Air Force is one of the few schools that really utilizes its fullback and the Falcons have a good one in Jared Tew who was the team's leading rusher at just under 1,000 yards. Tew really hurts opponents with the quick developing fullback dive play. Then there is their starting running back Asher Clark, who had 860 yards last year. He is a key cog in the offense with speed that can tantalize linebackers, defensive ends, and defensive backs. These two are not the only rushers, as the Falcons run deep at running the ball, using four other backs to run the ball last year, all of whom had an average of more than five yards a carry.
There is a downside to the Falcons' offense which is there is only one returning offensive lineman from last year's team. In an option-based offense, the line is important to success since each lineman is typically assigned a player for each play. For most schools, this would mean a rebuilding phase; however, with the disciplined atmosphere at the Academy, the line will need some time to gel but they should be good after their warm-up game against Northwestern State.
While the offense gets the accolades and attention for the Falcons, the defense is quietly becoming a force. Last year they were fifth in the nation in passing defense which was ahead of conference mate TCU who was receiving all the credit for a shutdown defense. The Falcons' defense returns five starters, but that number could actually be seven since linebackers Ken Lamendola and Patrick Hennessey started last year but ended up on the bench.
The strength of the Falcons' defense resides again in the secondary as three of the four starters are back, and their main playmaker, sophomore Anthony Clark, is back . Wright is listed on the preseason watch list for the Bronko Nagurski Award, which is for the nation's top defensive player. The other returning corners are no slouches, as Reggie Rembert was an all-conference player along side Wright. The biggest loss could be the loss of defensive coordinator Tim DeRuyter, who left for the same position at Texas A&M this past offseason. The replacement is Matt Wallerstedt, who has been coaching the linebackers at the Academy for the past three years, and looks to keep up where DeRuyter left off.

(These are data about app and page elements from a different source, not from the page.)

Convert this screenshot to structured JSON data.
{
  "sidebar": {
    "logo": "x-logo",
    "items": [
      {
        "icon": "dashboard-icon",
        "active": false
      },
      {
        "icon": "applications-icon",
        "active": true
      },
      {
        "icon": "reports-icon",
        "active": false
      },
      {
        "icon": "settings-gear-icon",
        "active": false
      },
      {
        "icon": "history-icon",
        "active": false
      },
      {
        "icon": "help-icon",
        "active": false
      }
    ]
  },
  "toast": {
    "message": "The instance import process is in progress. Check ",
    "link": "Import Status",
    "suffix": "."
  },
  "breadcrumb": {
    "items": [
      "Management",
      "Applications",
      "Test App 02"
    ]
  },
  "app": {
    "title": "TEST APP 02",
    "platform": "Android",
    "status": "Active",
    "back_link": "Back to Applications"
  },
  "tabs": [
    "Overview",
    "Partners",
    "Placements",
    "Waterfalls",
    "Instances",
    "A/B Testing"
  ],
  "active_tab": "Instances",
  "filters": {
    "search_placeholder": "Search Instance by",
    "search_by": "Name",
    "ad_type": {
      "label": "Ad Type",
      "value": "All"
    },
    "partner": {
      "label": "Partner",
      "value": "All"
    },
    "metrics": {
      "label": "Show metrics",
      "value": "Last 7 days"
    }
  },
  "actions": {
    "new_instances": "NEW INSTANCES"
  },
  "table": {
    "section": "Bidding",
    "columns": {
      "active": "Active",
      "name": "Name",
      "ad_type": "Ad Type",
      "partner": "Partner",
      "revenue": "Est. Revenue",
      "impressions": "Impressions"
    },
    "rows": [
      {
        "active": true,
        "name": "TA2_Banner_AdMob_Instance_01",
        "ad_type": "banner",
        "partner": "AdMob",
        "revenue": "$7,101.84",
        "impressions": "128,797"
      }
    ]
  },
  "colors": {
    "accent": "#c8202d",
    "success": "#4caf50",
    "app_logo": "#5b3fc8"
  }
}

Air Force will know early in the year if they are to move up the pecking order in the Mountain West as they play BYU at home in the second week of the season.